A dog ready for car travel. Courtesy Kahoots Feed and Pet Stores

By Alicia Towkaniuk

As you plan your summer vacation, the question of where your furry friend will stay is an important one to consider. Do you take them with you, or leave them behind? Whether pets travel with you, stay at home, or spend the vacation in a kennel, a little planning and preparation can make the experience easier for animals and their owners.

Taking Fido or Fluffy on vacation is easier than it’s ever been. Websites like TripsWithPets.com and GoPetFriendly.com are a great resource when planning a trip, with lists of pet-friendly hotels, restaurants and parks along the way. If you are wandering further afield, visit PetTravel.com for detailed information on international pet travel requirements.

Before you go, make sure your pets’ ID tags are up to date, pack their usual food as well as their bowls, harness and leash, a favorite bed, toys to keep them entertained, and plenty of waste bags or a disposable litter box.

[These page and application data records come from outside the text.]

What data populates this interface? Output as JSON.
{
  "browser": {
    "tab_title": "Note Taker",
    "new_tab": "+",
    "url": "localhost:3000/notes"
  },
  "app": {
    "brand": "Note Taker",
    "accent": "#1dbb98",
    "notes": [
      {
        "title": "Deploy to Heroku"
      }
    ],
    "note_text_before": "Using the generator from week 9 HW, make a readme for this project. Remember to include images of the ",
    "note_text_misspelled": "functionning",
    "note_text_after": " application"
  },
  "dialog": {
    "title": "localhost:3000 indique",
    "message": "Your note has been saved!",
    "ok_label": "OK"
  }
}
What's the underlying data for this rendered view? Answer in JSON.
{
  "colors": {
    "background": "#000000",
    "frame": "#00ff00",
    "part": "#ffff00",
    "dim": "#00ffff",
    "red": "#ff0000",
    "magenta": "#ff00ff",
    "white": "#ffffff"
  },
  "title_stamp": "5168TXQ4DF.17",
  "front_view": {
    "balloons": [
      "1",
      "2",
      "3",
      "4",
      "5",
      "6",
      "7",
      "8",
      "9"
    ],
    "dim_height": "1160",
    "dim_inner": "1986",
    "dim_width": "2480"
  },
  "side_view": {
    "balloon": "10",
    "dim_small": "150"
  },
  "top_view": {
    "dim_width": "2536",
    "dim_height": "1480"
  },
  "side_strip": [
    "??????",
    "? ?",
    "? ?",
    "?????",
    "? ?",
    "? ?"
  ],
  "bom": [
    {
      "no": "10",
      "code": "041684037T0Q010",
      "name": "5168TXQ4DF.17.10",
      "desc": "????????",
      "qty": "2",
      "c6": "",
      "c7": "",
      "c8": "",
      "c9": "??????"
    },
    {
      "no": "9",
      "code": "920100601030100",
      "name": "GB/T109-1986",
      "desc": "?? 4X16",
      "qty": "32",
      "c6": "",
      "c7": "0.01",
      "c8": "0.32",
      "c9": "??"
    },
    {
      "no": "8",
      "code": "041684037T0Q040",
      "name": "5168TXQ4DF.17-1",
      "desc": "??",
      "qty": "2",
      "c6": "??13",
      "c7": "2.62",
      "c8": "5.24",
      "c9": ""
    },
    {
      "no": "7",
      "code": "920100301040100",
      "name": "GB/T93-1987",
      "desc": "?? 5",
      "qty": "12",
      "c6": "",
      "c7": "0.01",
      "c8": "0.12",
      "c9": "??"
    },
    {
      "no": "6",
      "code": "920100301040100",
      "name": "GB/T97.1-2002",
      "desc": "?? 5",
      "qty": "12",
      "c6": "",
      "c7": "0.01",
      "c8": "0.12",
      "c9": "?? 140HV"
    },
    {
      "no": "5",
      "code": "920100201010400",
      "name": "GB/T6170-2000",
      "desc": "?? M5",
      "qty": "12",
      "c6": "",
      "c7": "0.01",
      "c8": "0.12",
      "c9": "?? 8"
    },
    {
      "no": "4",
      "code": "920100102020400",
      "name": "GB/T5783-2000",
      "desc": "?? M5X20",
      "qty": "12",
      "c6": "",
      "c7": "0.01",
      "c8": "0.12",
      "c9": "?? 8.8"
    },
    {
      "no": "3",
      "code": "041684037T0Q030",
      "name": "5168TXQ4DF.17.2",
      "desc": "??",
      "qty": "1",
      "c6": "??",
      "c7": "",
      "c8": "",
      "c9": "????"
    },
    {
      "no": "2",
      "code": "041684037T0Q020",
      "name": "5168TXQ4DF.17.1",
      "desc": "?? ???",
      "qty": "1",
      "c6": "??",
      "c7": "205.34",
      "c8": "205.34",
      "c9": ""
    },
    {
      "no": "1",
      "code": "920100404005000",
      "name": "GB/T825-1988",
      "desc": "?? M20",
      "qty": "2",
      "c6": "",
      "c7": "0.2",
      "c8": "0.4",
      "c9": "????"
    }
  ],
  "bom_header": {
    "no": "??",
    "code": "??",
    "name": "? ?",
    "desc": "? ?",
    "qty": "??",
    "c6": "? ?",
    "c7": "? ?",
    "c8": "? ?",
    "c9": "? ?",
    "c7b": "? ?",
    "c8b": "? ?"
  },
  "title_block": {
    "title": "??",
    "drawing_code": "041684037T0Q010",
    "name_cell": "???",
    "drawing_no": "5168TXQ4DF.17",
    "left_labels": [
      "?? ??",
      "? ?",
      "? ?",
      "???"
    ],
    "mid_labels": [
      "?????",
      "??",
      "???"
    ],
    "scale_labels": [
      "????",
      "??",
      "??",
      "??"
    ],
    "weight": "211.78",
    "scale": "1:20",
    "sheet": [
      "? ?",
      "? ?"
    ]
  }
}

If you are flying, contact your airline directly for the best info on safely transporting your furry best friend. While pets are welcome on most domestic flights, each airline has its own policies regarding carrier size and type, vaccination and health certificate requirements, check-in and boarding restrictions, and pet travel fees. Making sure you have all the facts ahead of time can prevent frustrating delays.

If you are driving the open roads instead, consider a seat belt or car seat carrier option for your dog. They’ll be able to enjoy the wind in their ears and all the fun of watching the scenery fly by.

Cats tend to prefer a small, safe space for car rides. Set them up in a larger than normal carrier to allow for a small litter box, and attach a clip-on water bowl to the carrier to help keep them hydrated during long rides.

Map out the best places on your route to make frequent stops, and pack plenty of pre-moistened pet wipes for emergency cleanups. Don’t forget to check that carriers are securely fastened, or that you have a firm hand on the leash, before opening the car doors at each stop.

If your pets are being boarded while you’re gone, providing them with their favorite toy, a familiar bed, and sticking to their usual diet can help ease separation anxiety or the stress of an unfamiliar place. Consider arranging a play date or two before you leave to help them become comfortable in the place they will be staying. If you can, leave them and return a few hours later–this can reinforce the understanding that the separation is temporary. Making sure they are familiar with the environment and the caregivers ahead of time can make all the difference when you are gone.

Staying at home with a pet sitter is often the most comfortable way for your pets to spend vacation. Being in their own home surrounded by familiar smells and things can reduce the stress of missing their family. Work with your pet sitter to familiarize them with your pet’s normal routine–not just feeding and bathroom routines, but also play activities, cuddle time and grooming preferences.

Whatever your plans for travel this summer, be sure to follow these tips to keep your pets happy and healthy.

Alicia Towkaniuk is a pet health, nutrition and behavior consultant with Southern California-based Kahoots Feed and Pet Stores.